> Your assignment
Print out every entry, keeping each line identical to the original.

> Information given
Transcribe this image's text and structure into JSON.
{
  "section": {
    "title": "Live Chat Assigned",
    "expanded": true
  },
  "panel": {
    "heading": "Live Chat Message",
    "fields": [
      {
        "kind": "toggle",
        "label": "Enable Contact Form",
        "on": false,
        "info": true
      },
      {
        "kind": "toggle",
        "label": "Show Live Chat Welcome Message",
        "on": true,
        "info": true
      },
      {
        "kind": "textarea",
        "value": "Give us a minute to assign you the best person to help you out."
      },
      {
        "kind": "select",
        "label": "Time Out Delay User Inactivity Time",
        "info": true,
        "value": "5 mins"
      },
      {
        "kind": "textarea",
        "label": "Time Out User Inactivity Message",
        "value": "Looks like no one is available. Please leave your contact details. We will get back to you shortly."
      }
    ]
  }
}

> Task answer
Transcribe this image's text and structure into JSON.
{
  "section": {
    "title": "Live Chat Assigned",
    "expanded": true
  },
  "panel": {
    "heading": "Live Chat Message",
    "fields": [
      {
        "kind": "toggle",
        "label": "Enable Contact Form",
        "on": false,
        "info": true
      },
      {
        "kind": "toggle",
        "label": "Show Live Chat Welcome Message",
        "on": true,
        "info": true
      },
      {
        "kind": "textarea",
        "value": "Give us a minute to assign you the best person to help you out."
      },
      {
        "kind": "select",
        "label": "Time Out Delay User Inactivity Time",
        "info": true,
        "value": "5 mins"
      },
      {
        "kind": "textarea",
        "label": "Time Out User Inactivity Message",
        "value": "Looks like no one is available. Please leave your contact details. We will get back to you shortly."
      }
    ]
  }
}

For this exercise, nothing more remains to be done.